**Exercise goal**
Please write the data out once more, exactly as it is given.

── Recorded data ──

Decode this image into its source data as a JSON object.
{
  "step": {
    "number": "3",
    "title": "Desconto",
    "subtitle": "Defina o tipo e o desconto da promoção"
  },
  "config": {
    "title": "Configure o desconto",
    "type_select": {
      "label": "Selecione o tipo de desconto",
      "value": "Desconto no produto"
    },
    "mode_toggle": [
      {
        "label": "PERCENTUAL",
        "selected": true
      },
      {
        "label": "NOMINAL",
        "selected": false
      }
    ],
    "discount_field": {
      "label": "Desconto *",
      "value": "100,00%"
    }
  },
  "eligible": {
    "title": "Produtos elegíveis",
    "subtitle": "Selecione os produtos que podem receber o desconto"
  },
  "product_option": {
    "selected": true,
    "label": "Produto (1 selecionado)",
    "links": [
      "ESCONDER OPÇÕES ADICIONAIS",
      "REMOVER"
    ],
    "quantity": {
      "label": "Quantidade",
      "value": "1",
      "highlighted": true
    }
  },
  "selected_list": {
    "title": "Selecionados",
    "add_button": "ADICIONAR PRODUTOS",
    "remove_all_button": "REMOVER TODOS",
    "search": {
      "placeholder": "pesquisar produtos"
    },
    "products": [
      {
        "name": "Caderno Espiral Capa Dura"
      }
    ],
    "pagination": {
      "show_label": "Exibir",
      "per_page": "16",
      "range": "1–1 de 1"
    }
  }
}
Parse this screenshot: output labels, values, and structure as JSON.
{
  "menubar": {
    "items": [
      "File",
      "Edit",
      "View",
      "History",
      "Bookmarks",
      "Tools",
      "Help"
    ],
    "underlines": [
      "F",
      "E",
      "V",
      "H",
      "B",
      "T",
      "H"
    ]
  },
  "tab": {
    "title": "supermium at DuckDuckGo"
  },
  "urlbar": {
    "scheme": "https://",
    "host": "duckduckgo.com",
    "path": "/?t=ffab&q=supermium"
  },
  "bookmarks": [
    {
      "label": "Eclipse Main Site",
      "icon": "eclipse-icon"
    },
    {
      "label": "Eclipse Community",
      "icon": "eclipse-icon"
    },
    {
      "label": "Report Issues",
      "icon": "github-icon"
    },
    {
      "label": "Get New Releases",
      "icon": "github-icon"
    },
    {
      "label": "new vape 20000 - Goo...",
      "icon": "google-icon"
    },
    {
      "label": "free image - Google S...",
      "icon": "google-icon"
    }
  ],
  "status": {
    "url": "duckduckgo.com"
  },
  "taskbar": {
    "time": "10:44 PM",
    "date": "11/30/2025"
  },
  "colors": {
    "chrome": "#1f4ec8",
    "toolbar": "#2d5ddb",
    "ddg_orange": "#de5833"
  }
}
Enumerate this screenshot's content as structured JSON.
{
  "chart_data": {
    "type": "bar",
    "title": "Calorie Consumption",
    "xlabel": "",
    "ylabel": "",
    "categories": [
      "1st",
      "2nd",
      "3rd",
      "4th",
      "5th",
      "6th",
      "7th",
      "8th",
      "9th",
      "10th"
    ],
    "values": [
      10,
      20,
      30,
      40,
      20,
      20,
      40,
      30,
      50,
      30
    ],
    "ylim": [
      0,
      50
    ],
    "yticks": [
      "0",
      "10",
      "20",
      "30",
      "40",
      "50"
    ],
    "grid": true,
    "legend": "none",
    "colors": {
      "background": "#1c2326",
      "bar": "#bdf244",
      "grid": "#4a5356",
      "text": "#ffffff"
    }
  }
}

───

**Exercise answer**
Decode this image into its source data as a JSON object.
{
  "step": {
    "number": "3",
    "title": "Desconto",
    "subtitle": "Defina o tipo e o desconto da promoção"
  },
  "config": {
    "title": "Configure o desconto",
    "type_select": {
      "label": "Selecione o tipo de desconto",
      "value": "Desconto no produto"
    },
    "mode_toggle": [
      {
        "label": "PERCENTUAL",
        "selected": true
      },
      {
        "label": "NOMINAL",
        "selected": false
      }
    ],
    "discount_field": {
      "label": "Desconto *",
      "value": "100,00%"
    }
  },
  "eligible": {
    "title": "Produtos elegíveis",
    "subtitle": "Selecione os produtos que podem receber o desconto"
  },
  "product_option": {
    "selected": true,
    "label": "Produto (1 selecionado)",
    "links": [
      "ESCONDER OPÇÕES ADICIONAIS",
      "REMOVER"
    ],
    "quantity": {
      "label": "Quantidade",
      "value": "1",
      "highlighted": true
    }
  },
  "selected_list": {
    "title": "Selecionados",
    "add_button": "ADICIONAR PRODUTOS",
    "remove_all_button": "REMOVER TODOS",
    "search": {
      "placeholder": "pesquisar produtos"
    },
    "products": [
      {
        "name": "Caderno Espiral Capa Dura"
      }
    ],
    "pagination": {
      "show_label": "Exibir",
      "per_page": "16",
      "range": "1–1 de 1"
    }
  }
}
Parse this screenshot: output labels, values, and structure as JSON.
{
  "menubar": {
    "items": [
      "File",
      "Edit",
      "View",
      "History",
      "Bookmarks",
      "Tools",
      "Help"
    ],
    "underlines": [
      "F",
      "E",
      "V",
      "H",
      "B",
      "T",
      "H"
    ]
  },
  "tab": {
    "title": "supermium at DuckDuckGo"
  },
  "urlbar": {
    "scheme": "https://",
    "host": "duckduckgo.com",
    "path": "/?t=ffab&q=supermium"
  },
  "bookmarks": [
    {
      "label": "Eclipse Main Site",
      "icon": "eclipse-icon"
    },
    {
      "label": "Eclipse Community",
      "icon": "eclipse-icon"
    },
    {
      "label": "Report Issues",
      "icon": "github-icon"
    },
    {
      "label": "Get New Releases",
      "icon": "github-icon"
    },
    {
      "label": "new vape 20000 - Goo...",
      "icon": "google-icon"
    },
    {
      "label": "free image - Google S...",
      "icon": "google-icon"
    }
  ],
  "status": {
    "url": "duckduckgo.com"
  },
  "taskbar": {
    "time": "10:44 PM",
    "date": "11/30/2025"
  },
  "colors": {
    "chrome": "#1f4ec8",
    "toolbar": "#2d5ddb",
    "ddg_orange": "#de5833"
  }
}
Enumerate this screenshot's content as structured JSON.
{
  "chart_data": {
    "type": "bar",
    "title": "Calorie Consumption",
    "xlabel": "",
    "ylabel": "",
    "categories": [
      "1st",
      "2nd",
      "3rd",
      "4th",
      "5th",
      "6th",
      "7th",
      "8th",
      "9th",
      "10th"
    ],
    "values": [
      10,
      20,
      30,
      40,
      20,
      20,
      40,
      30,
      50,
      30
    ],
    "ylim": [
      0,
      50
    ],
    "yticks": [
      "0",
      "10",
      "20",
      "30",
      "40",
      "50"
    ],
    "grid": true,
    "legend": "none",
    "colors": {
      "background": "#1c2326",
      "bar": "#bdf244",
      "grid": "#4a5356",
      "text": "#ffffff"
    }
  }
}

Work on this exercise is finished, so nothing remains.